The first deals with making college education shorter and more affordable by requiring a more focused curriculum that decreases the number of courses needed to graduate. With states scaling back university funding recently (state dollars now cover 7 percent of the cost of operating the University of Virginia, down from 26 percent two decades ago), tuition rates have doubled or tripled. Universities are also admitting more foreign students willing to pay a premium for a college degree, but the majority of these students go back to their home countries after graduation and don’t contribute anything to address this Nation’s educational and economic challenges. Consequently, I would encourage an increase in the number of courses that are taught online and a greater reliance on automation to grade tests, with a resulting decrease in administrative costs -- making a college education more affordable for everyone. One of the end results of this recommendation is that it will increase the supply of physicians and lawyers in the country. “Equal Justice under Law” will transform itself from a mere phrase engraved on the front of the United States Supreme Court building into an affordable reality for the 99%.
The second calls for the elimination of standardized tests all together. It is a breach of contract for parents and educators to advise youngsters to excel academically, and to change the rules of engagement after they deliver on their end of the bargain. If these youngsters have attained a grade point average of 3.0 or better, this should be the main consideration for accepting them into the college of their choice. Civil rights advocate Lani Guinier stated that “our society must reassess its system for identifying qualifications. There is an assumption that students who do well on SATs will succeed. In some communities, children are being prepared for the SAT tests as early as the 6th grade. And yet, studies show SAT scores are not a strong indicator of success in college or later in life.” There are also multiple studies that show that these tests are culturally biased by not measuring the aptitude of students, but rather by measuring their knowledge of mainstream White culture. And, by the way, income differences do not explain the racial gap.
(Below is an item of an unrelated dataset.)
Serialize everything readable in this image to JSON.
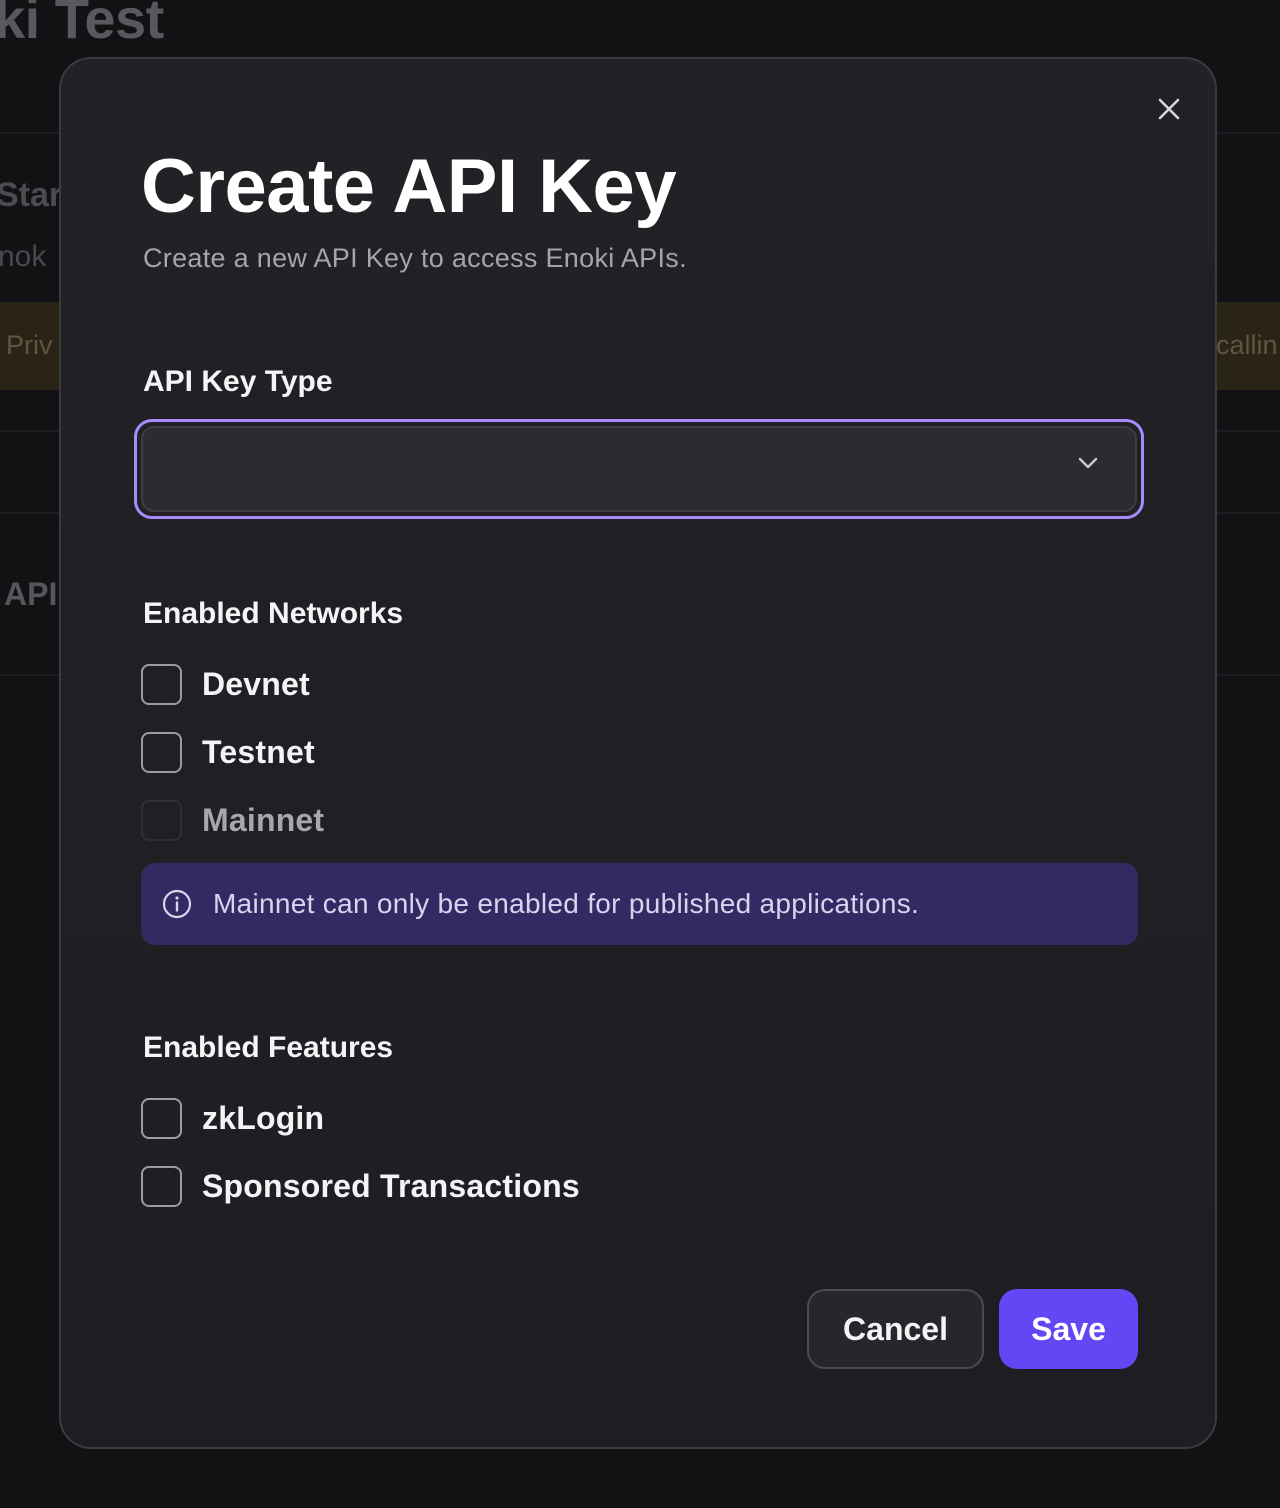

A 2011 article from the Journal of Blacks in Higher Education showed that Whites from families with incomes of less than $10,000 had a mean SAT score of 993 (130 points higher than the national mean for all African Americans), while Whites from families with incomes below $10,000 had a mean SAT test score that was 17 points higher than African Americans whose families had incomes of more than $100,000. With the Census Bureau predicting that minorities will become the majority of the U.S. population by 2042, together with a 10% increase in retirements by aging baby boomers in the Federal Government during the first 10 months of 2011, it makes no sense to use unreliable and biased tests that create barriers for the United States to regain its preeminent position in world markets.
Now, when the stakes are so high, it is not the time to renege on the American Dream.